+++ DATA FOR ANALYSIS

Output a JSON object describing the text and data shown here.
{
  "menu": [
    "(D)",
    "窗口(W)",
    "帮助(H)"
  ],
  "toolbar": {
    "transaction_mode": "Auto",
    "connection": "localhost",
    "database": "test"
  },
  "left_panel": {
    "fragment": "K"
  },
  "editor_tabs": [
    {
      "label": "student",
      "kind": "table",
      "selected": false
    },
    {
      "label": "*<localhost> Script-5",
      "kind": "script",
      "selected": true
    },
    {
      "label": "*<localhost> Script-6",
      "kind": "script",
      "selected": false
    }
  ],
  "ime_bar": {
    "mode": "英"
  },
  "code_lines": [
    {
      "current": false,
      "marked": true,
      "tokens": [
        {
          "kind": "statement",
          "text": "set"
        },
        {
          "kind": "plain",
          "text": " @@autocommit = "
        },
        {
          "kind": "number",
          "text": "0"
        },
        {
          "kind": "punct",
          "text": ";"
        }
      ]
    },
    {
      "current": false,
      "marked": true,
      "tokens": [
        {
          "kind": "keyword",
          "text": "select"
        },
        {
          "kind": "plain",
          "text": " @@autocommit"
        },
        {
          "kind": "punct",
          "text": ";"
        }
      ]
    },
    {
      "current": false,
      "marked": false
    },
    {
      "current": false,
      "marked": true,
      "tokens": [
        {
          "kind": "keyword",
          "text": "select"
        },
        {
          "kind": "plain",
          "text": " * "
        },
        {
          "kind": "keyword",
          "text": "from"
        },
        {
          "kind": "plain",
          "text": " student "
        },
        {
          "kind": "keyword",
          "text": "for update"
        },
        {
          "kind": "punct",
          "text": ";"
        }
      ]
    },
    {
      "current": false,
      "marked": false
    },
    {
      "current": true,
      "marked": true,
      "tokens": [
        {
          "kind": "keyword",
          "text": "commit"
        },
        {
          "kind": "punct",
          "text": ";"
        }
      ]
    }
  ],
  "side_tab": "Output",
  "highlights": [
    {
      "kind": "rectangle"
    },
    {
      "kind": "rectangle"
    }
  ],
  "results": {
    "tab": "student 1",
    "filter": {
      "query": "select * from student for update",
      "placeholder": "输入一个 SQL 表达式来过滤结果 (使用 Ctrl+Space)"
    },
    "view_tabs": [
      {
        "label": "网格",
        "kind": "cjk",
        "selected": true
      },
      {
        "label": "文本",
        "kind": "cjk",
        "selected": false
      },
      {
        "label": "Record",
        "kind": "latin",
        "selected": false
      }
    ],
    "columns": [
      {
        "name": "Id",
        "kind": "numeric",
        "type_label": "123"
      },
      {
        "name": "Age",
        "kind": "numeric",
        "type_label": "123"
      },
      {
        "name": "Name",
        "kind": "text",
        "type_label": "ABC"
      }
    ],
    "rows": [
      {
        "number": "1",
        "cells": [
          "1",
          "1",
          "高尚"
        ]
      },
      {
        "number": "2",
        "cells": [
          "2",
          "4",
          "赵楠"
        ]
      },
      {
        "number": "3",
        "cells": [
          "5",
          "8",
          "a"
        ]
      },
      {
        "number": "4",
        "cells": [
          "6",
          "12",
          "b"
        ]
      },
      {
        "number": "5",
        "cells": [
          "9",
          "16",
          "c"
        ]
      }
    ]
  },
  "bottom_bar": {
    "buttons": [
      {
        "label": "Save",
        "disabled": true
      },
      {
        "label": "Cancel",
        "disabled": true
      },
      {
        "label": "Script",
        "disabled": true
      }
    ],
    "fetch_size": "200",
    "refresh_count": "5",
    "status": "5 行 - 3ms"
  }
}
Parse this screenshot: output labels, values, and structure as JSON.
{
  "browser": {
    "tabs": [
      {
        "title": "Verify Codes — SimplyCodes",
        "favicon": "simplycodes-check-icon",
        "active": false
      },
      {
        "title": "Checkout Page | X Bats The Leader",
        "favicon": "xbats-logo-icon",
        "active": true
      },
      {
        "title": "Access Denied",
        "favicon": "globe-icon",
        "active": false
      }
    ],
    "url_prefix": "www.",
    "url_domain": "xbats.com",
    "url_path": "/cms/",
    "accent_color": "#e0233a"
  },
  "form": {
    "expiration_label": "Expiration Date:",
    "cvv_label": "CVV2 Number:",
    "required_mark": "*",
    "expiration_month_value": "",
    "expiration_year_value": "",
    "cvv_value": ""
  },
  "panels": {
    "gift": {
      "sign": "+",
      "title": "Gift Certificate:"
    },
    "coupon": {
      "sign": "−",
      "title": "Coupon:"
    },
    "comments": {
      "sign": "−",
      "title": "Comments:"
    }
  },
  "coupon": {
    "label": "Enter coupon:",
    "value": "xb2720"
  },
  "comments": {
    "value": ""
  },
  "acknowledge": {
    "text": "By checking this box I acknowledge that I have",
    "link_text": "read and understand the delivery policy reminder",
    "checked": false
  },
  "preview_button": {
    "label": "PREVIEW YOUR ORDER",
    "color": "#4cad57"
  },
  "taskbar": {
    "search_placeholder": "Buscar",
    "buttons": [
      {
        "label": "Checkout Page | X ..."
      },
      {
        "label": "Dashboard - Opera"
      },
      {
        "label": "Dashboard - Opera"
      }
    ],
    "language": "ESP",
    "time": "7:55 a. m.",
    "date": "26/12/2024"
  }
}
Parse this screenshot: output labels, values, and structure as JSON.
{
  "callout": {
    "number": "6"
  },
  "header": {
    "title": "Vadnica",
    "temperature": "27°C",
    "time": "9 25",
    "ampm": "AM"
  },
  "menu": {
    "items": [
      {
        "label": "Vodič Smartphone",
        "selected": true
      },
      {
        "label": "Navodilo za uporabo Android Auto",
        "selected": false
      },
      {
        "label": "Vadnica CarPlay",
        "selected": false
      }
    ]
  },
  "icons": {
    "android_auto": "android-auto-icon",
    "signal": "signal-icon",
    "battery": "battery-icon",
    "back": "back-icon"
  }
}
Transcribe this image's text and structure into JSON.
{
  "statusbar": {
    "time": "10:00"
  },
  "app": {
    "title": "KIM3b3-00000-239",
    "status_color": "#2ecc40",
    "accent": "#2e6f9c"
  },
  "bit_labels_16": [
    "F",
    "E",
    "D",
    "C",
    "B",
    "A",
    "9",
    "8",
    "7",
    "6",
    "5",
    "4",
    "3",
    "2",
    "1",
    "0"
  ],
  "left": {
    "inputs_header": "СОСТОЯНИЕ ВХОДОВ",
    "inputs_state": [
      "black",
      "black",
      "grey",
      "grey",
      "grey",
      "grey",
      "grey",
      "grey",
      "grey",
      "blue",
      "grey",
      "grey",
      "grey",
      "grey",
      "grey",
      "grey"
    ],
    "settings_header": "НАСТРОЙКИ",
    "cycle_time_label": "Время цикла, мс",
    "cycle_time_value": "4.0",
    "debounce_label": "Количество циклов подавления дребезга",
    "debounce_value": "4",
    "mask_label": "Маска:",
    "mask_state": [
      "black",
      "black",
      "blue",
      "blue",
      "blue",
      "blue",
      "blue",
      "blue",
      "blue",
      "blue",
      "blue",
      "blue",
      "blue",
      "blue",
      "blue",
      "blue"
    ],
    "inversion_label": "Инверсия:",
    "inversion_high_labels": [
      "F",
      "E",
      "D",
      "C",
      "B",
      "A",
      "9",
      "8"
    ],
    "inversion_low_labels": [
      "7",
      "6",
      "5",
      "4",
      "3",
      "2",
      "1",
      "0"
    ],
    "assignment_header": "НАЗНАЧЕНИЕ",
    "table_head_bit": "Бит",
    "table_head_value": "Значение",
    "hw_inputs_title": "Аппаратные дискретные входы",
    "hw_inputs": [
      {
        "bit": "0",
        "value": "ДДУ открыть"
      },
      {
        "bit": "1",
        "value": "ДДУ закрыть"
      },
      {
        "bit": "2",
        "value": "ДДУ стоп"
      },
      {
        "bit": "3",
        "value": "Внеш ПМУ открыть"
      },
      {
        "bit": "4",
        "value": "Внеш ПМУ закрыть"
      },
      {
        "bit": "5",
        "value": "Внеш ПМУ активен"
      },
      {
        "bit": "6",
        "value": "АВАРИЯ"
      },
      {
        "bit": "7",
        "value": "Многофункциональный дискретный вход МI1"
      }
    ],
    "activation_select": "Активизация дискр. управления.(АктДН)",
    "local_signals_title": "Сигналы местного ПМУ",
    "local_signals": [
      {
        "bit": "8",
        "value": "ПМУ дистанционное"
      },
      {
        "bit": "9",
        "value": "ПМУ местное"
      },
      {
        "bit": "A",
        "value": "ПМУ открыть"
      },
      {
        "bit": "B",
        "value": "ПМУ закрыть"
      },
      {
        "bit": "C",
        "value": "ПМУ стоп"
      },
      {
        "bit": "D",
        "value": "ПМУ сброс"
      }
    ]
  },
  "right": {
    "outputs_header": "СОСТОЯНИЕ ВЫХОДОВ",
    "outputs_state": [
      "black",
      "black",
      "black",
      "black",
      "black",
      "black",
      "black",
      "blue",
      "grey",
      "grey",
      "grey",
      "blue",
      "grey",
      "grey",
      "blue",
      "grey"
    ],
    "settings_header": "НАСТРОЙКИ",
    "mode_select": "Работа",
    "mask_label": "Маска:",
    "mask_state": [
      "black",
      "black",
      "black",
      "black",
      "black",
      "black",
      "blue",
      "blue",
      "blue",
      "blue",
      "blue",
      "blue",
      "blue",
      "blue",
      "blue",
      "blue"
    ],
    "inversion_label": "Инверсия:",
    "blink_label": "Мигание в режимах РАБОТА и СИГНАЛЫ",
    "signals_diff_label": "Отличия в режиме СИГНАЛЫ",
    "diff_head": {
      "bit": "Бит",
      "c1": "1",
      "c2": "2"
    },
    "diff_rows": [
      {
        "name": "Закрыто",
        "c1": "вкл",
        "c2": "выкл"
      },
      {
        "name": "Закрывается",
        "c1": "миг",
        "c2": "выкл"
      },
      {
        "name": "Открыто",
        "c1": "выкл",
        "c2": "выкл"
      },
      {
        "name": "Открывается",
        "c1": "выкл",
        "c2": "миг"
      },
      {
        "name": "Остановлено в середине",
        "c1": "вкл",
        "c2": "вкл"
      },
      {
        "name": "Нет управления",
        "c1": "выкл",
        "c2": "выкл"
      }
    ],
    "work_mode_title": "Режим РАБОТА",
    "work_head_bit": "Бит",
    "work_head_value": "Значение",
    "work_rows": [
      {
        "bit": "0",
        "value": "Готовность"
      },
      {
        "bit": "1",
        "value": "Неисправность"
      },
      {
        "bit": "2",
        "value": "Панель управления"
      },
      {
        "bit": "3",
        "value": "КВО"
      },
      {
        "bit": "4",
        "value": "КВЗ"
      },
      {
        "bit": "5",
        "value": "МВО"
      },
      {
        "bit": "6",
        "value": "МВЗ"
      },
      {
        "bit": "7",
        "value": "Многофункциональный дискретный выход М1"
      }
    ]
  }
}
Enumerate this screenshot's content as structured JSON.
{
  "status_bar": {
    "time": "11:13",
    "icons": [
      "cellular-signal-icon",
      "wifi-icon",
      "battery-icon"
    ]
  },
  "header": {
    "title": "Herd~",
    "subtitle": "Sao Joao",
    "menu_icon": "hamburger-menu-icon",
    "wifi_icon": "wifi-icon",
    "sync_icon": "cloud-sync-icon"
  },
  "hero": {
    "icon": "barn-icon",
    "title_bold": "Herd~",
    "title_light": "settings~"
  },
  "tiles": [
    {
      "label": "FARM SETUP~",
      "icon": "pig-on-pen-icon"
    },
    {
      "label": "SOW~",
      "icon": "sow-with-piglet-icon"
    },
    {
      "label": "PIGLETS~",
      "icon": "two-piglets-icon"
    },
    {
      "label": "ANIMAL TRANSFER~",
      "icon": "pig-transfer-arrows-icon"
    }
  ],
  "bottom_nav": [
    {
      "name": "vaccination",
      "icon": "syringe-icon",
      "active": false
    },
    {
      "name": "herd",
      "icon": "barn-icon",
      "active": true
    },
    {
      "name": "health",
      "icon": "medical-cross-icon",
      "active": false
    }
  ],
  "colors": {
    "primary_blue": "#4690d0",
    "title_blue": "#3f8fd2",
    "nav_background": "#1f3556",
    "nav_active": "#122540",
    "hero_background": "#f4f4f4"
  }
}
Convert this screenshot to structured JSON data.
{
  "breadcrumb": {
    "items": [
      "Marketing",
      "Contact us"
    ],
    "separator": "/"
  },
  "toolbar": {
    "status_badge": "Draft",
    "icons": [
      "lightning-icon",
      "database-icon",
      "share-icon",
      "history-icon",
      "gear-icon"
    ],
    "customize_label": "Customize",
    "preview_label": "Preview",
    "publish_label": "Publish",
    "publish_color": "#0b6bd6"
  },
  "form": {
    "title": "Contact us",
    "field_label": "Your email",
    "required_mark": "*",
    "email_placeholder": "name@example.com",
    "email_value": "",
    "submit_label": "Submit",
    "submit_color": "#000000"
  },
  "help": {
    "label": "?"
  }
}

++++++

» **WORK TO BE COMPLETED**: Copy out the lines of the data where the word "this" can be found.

» **ANSWER SECTION**:
Parse this screenshot: output labels, values, and structure as JSON.
    "text": "By checking this box I acknowledge that I have",
Parse this screenshot: output labels, values, and structure as JSON.
Transcribe this image's text and structure into JSON.
Enumerate this screenshot's content as structured JSON.
Convert this screenshot to structured JSON data.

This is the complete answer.